▸ About this exercise:
In how many lines of the records below does the word "your" appear? Reply with the number only.

▸ Recorded data:
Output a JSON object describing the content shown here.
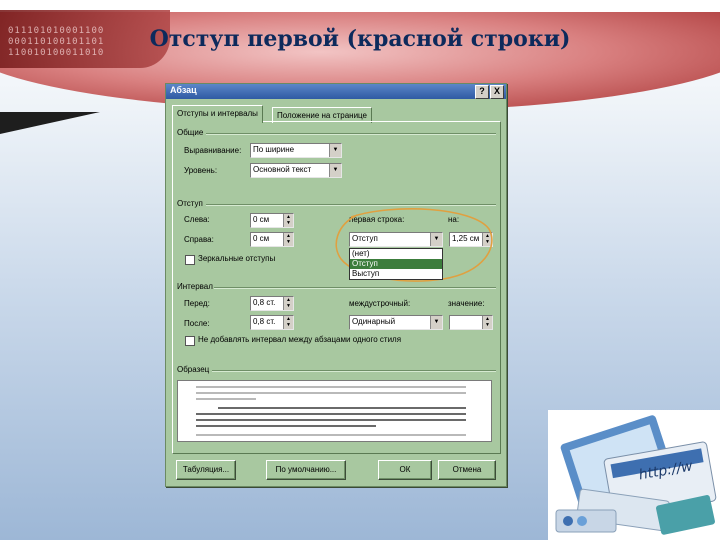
{
  "slide": {
    "title": "Отступ первой (красной строки)"
  },
  "banner": {
    "binary_rows": [
      "011101010001100",
      "000110100101101",
      "110010100011010"
    ]
  },
  "dialog": {
    "title": "Абзац",
    "titlebar_buttons": [
      "?",
      "X"
    ],
    "tabs": [
      "Отступы и интервалы",
      "Положение на странице"
    ],
    "general": {
      "heading": "Общие",
      "alignment_label": "Выравнивание:",
      "alignment_value": "По ширине",
      "level_label": "Уровень:",
      "level_value": "Основной текст"
    },
    "indent": {
      "heading": "Отступ",
      "left_label": "Слева:",
      "left_value": "0 см",
      "right_label": "Справа:",
      "right_value": "0 см",
      "first_line_label": "первая строка:",
      "first_line_value": "Отступ",
      "by_label": "на:",
      "by_value": "1,25 см",
      "first_line_options": [
        "(нет)",
        "Отступ",
        "Выступ"
      ],
      "first_line_selected_index": 1,
      "mirror_label": "Зеркальные отступы"
    },
    "spacing": {
      "heading": "Интервал",
      "before_label": "Перед:",
      "before_value": "0,8 ст.",
      "after_label": "После:",
      "after_value": "0,8 ст.",
      "line_label": "междустрочный:",
      "line_value": "Одинарный",
      "at_label": "значение:",
      "at_value": "",
      "no_space_label": "Не добавлять интервал между абзацами одного стиля"
    },
    "sample": {
      "heading": "Образец"
    },
    "buttons": {
      "tabs": "Табуляция...",
      "default": "По умолчанию...",
      "ok": "ОК",
      "cancel": "Отмена"
    }
  },
  "colors": {
    "dialog_bg": "#a8c8a0",
    "title_text": "#0d2a5c",
    "annotation": "#e0a040",
    "selected_option": "#3c7d3c"
  },
  "icons": [
    "help-icon",
    "close-icon",
    "dropdown-arrow-icon",
    "spin-up-icon",
    "spin-down-icon",
    "internet-illustration"
  ]
}
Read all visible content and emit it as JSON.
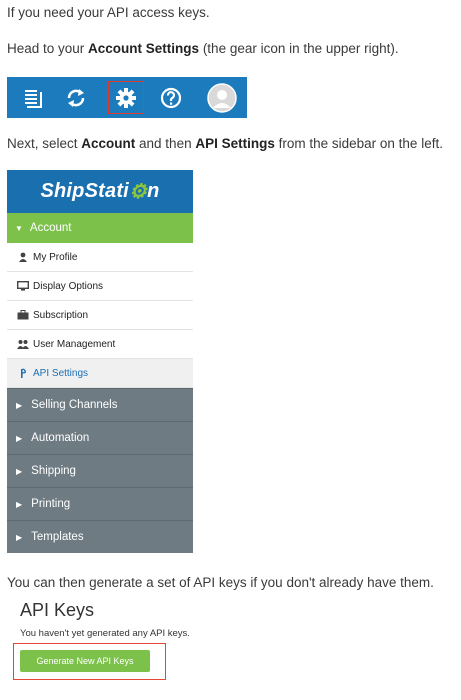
{
  "intro": "If you need your API access keys.",
  "step1": {
    "before": "Head to your ",
    "bold": "Account Settings",
    "after": " (the gear icon in the upper right)."
  },
  "toolbar": {
    "icons": [
      "list-icon",
      "refresh-icon",
      "gear-icon",
      "help-icon",
      "avatar-icon"
    ],
    "accent": "#1c7bbd",
    "highlight": "#e03a2d"
  },
  "step2": {
    "before": "Next, select ",
    "bold1": "Account",
    "mid": " and then ",
    "bold2": "API Settings",
    "after": " from the sidebar on the left."
  },
  "sidebar": {
    "logo": "ShipStati",
    "logo_gear": "⚙",
    "logo_end": "n",
    "account": "Account",
    "sub_items": [
      {
        "label": "My Profile",
        "icon": "user-icon"
      },
      {
        "label": "Display Options",
        "icon": "monitor-icon"
      },
      {
        "label": "Subscription",
        "icon": "briefcase-icon"
      },
      {
        "label": "User Management",
        "icon": "users-icon"
      },
      {
        "label": "API Settings",
        "icon": "key-icon"
      }
    ],
    "sections": [
      "Selling Channels",
      "Automation",
      "Shipping",
      "Printing",
      "Templates"
    ],
    "colors": {
      "header": "#1a6fae",
      "account": "#7cc24a",
      "section": "#6e7b82"
    }
  },
  "step3": "You can then generate a set of API keys if you don't already have them.",
  "api": {
    "title": "API Keys",
    "note": "You haven't yet generated any API keys.",
    "button": "Generate New API Keys",
    "button_color": "#7cc24a",
    "highlight": "#e54832"
  }
}
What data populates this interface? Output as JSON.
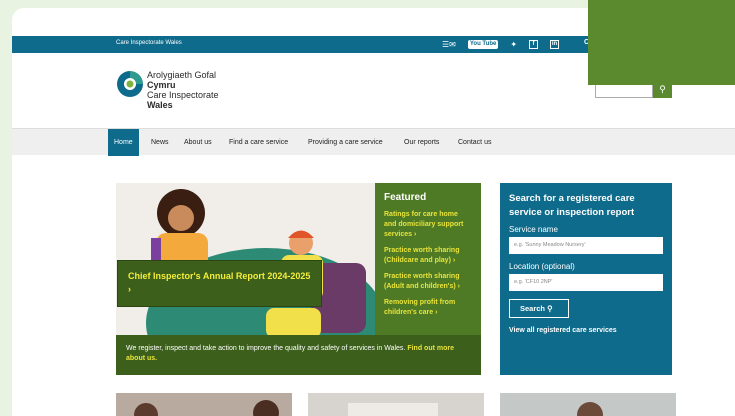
{
  "topbar": {
    "site_name": "Care Inspectorate Wales",
    "social": [
      "email-icon",
      "youtube-icon",
      "twitter-icon",
      "facebook-icon",
      "linkedin-icon"
    ],
    "youtube_label": "You Tube",
    "facebook_glyph": "f",
    "linkedin_glyph": "in",
    "lang_prefix": "C"
  },
  "logo": {
    "line1": "Arolygiaeth Gofal",
    "line2": "Cymru",
    "line3": "Care Inspectorate",
    "line4": "Wales"
  },
  "search": {
    "icon": "search-icon"
  },
  "nav": {
    "items": [
      "Home",
      "News",
      "About us",
      "Find a care service",
      "Providing a care service",
      "Our reports",
      "Contact us"
    ],
    "active": "Home"
  },
  "hero": {
    "report_title": "Chief Inspector's Annual Report 2024-2025",
    "intro": "We register, inspect and take action to improve the quality and safety of services in Wales.",
    "intro_link": "Find out more about us."
  },
  "featured": {
    "title": "Featured",
    "items": [
      "Ratings for care home and domiciliary support services",
      "Practice worth sharing (Childcare and play)",
      "Practice worth sharing (Adult and children's)",
      "Removing profit from children's care"
    ]
  },
  "side_search": {
    "title": "Search for a registered care service or inspection report",
    "service_label": "Service name",
    "service_placeholder": "e.g. 'Sunny Meadow Nursery'",
    "location_label": "Location (optional)",
    "location_placeholder": "e.g. 'CF10 2NP'",
    "button": "Search",
    "view_all": "View all registered care services"
  },
  "colors": {
    "brand_blue": "#0e6b8b",
    "brand_green": "#4f7a25",
    "dark_green": "#3d5f1c",
    "link_yellow": "#e8e43a"
  }
}
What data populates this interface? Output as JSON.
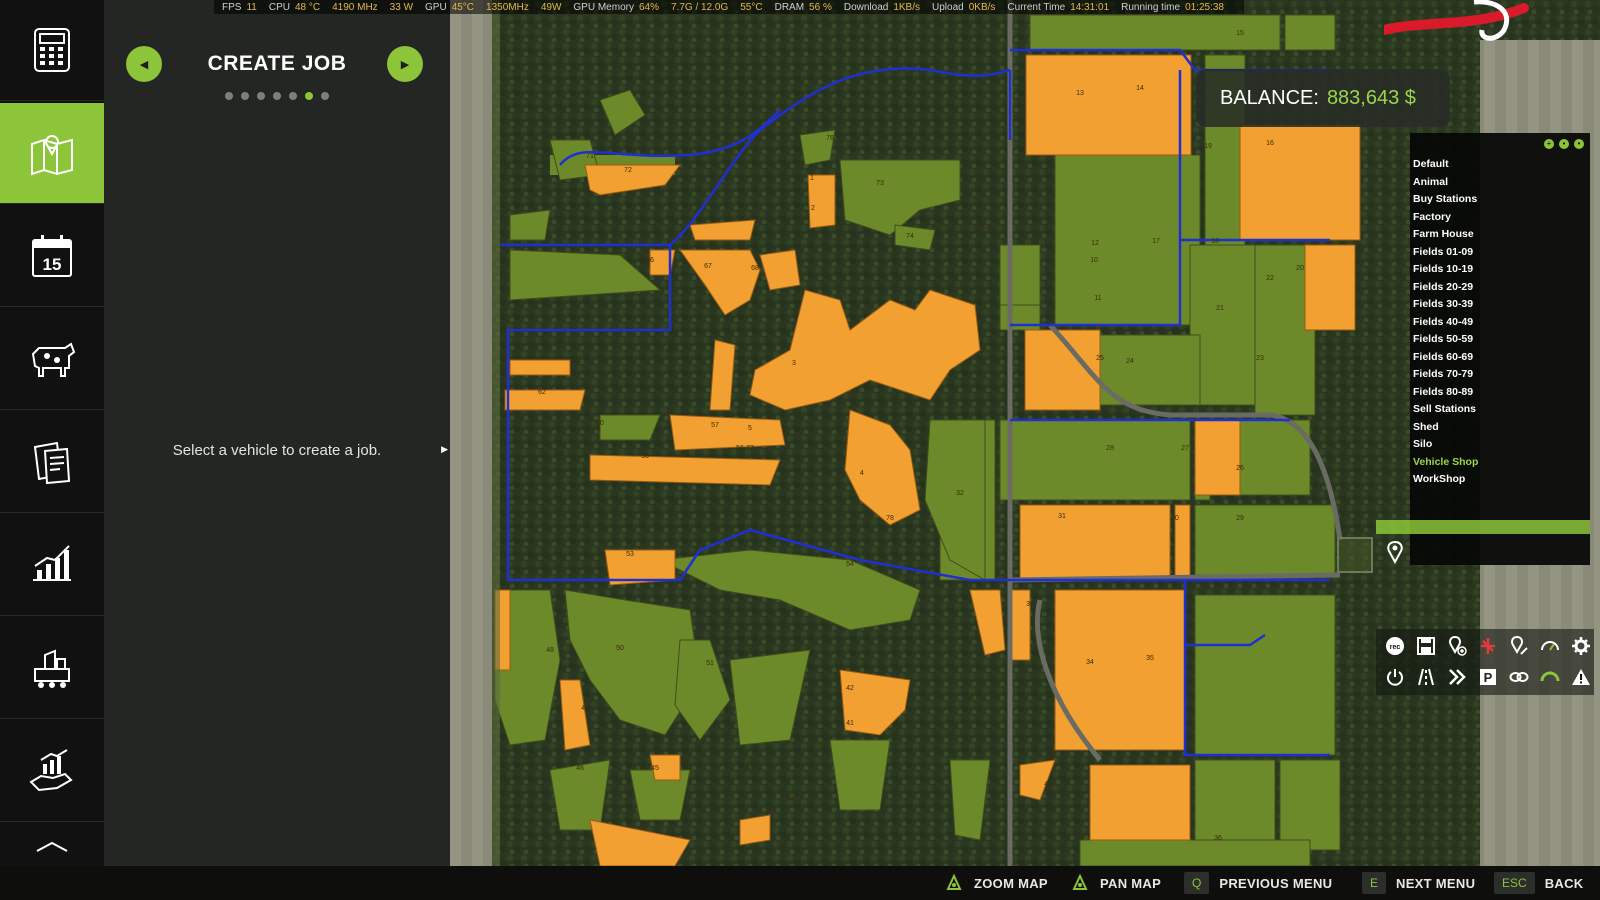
{
  "stats_bar": [
    {
      "label": "FPS",
      "value": "11"
    },
    {
      "label": "CPU",
      "value": "48 °C"
    },
    {
      "label": "",
      "value": "4190 MHz"
    },
    {
      "label": "",
      "value": "33 W"
    },
    {
      "label": "GPU",
      "value": "45°C"
    },
    {
      "label": "",
      "value": "1350MHz"
    },
    {
      "label": "",
      "value": "49W"
    },
    {
      "label": "GPU Memory",
      "value": "64%"
    },
    {
      "label": "",
      "value": "7.7G / 12.0G"
    },
    {
      "label": "",
      "value": "55°C"
    },
    {
      "label": "DRAM",
      "value": "56 %"
    },
    {
      "label": "Download",
      "value": "1KB/s"
    },
    {
      "label": "Upload",
      "value": "0KB/s"
    },
    {
      "label": "Current Time",
      "value": "14:31:01"
    },
    {
      "label": "Running time",
      "value": "01:25:38"
    }
  ],
  "panel": {
    "title": "CREATE JOB",
    "message": "Select a vehicle to create a job.",
    "page_count": 7,
    "active_page": 6,
    "prev_icon": "arrow-left-icon",
    "next_icon": "arrow-right-icon"
  },
  "sidebar": {
    "items": [
      {
        "name": "calculator",
        "icon": "calculator-icon",
        "active": false
      },
      {
        "name": "map",
        "icon": "map-icon",
        "active": true
      },
      {
        "name": "calendar",
        "icon": "calendar-icon",
        "label": "15",
        "active": false
      },
      {
        "name": "animals",
        "icon": "cow-icon",
        "active": false
      },
      {
        "name": "contracts",
        "icon": "documents-icon",
        "active": false
      },
      {
        "name": "statistics",
        "icon": "chart-icon",
        "active": false
      },
      {
        "name": "production",
        "icon": "factory-icon",
        "active": false
      },
      {
        "name": "finances",
        "icon": "hand-chart-icon",
        "active": false
      }
    ]
  },
  "balance": {
    "label": "BALANCE:",
    "value": "883,643 $"
  },
  "hotspots": {
    "items": [
      "Default",
      "Animal",
      "Buy Stations",
      "Factory",
      "Farm House",
      "Fields 01-09",
      "Fields 10-19",
      "Fields 20-29",
      "Fields 30-39",
      "Fields 40-49",
      "Fields 50-59",
      "Fields 60-69",
      "Fields 70-79",
      "Fields 80-89",
      "Sell Stations",
      "Shed",
      "Silo",
      "Vehicle Shop",
      "WorkShop"
    ],
    "highlighted": "Vehicle Shop"
  },
  "toolbar": {
    "row1": [
      "rec-icon",
      "save-icon",
      "add-waypoint-icon",
      "delete-waypoint-icon",
      "edit-waypoint-icon",
      "speedometer-icon",
      "gear-icon"
    ],
    "row2": [
      "power-icon",
      "road-icon",
      "fast-forward-icon",
      "parking-icon",
      "link-icon",
      "gauge-icon",
      "warning-icon"
    ],
    "parking_label": "P",
    "rec_label": "rec"
  },
  "map_labels": [
    "72",
    "71",
    "70",
    "68",
    "67",
    "66",
    "65",
    "64",
    "63",
    "62",
    "61",
    "60",
    "59",
    "58",
    "57",
    "56",
    "55",
    "54",
    "53",
    "52",
    "51",
    "50",
    "49",
    "48",
    "47",
    "46",
    "45",
    "44",
    "43",
    "42",
    "41",
    "40",
    "39",
    "38",
    "37",
    "36",
    "35",
    "34",
    "33",
    "32",
    "31",
    "30",
    "29",
    "28",
    "27",
    "26",
    "25",
    "24",
    "23",
    "22",
    "21",
    "20",
    "19",
    "18",
    "17",
    "16",
    "15",
    "14",
    "13",
    "12",
    "11",
    "10",
    "9",
    "8",
    "7",
    "6",
    "5",
    "4",
    "3",
    "2",
    "1",
    "73",
    "74",
    "75",
    "76",
    "77",
    "78"
  ],
  "bottom_bar": [
    {
      "key": "",
      "icon": "controller-icon",
      "label": "ZOOM MAP"
    },
    {
      "key": "",
      "icon": "controller-icon",
      "label": "PAN MAP"
    },
    {
      "key": "Q",
      "label": "PREVIOUS MENU"
    },
    {
      "key": "E",
      "label": "NEXT MENU"
    },
    {
      "key": "ESC",
      "label": "BACK"
    }
  ],
  "colors": {
    "accent": "#8cc43a",
    "field_orange": "#f3a033",
    "field_olive": "#6d8a2a",
    "route_blue": "#1f2fd0"
  }
}
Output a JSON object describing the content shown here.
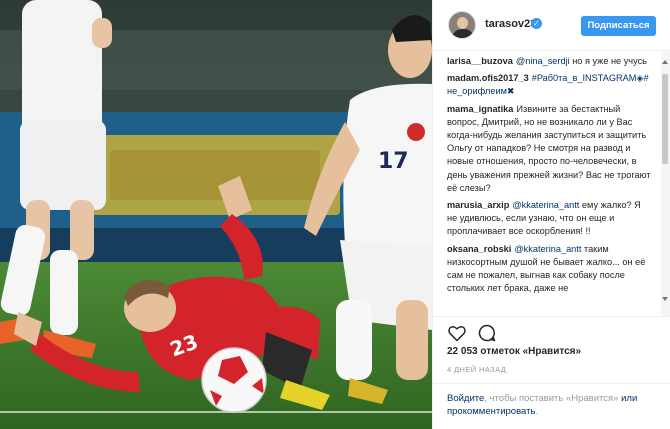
{
  "photo": {
    "alt_icon": "football-match-photo",
    "jersey_number": "17",
    "player_number_red": "23",
    "colors": {
      "pitch": "#3f7a2c",
      "red_kit": "#d3232b",
      "white_kit": "#f4f4f4",
      "board": "#c8b03a"
    }
  },
  "header": {
    "username": "tarasov23",
    "verified_icon": "verified-badge-icon",
    "follow_label": "Подписаться"
  },
  "comments": [
    {
      "author": "larisa__buzova",
      "mention": "@nina_serdji",
      "text": " но я уже не учусь"
    },
    {
      "author": "madam.ofis2017_3",
      "mention": "",
      "text": "#Раб0та_в_INSTAGRAM◈#не_орифлеим✖"
    },
    {
      "author": "mama_ignatika",
      "mention": "",
      "text": "Извините за бестактный вопрос, Дмитрий, но не возникало ли у Вас когда-нибудь желания заступиться и защитить Ольгу от нападков? Не смотря на развод и новые отношения, просто по-человечески, в день уважения прежней жизни? Вас не трогают её слезы?"
    },
    {
      "author": "marusia_arxip",
      "mention": "@kkaterina_antt",
      "text": " ему жалко? Я не удивлюсь, если узнаю, что он еще и проплачивает все оскорбления! !!"
    },
    {
      "author": "oksana_robski",
      "mention": "@kkaterina_antt",
      "text": " таким низкосортным душой не бывает жалко... он её сам не пожалел, выгнав как собаку после стольких лет брака, даже не"
    }
  ],
  "actions": {
    "like_icon": "heart-icon",
    "comment_icon": "speech-bubble-icon"
  },
  "likes_text": "22 053 отметок «Нравится»",
  "time_text": "4 ДНЕЙ НАЗАД",
  "login": {
    "link1": "Войдите",
    "text1": ", чтобы поставить «Нравится» ",
    "link2": "или прокомментировать",
    "text2": "."
  }
}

▸ Result of this task:
2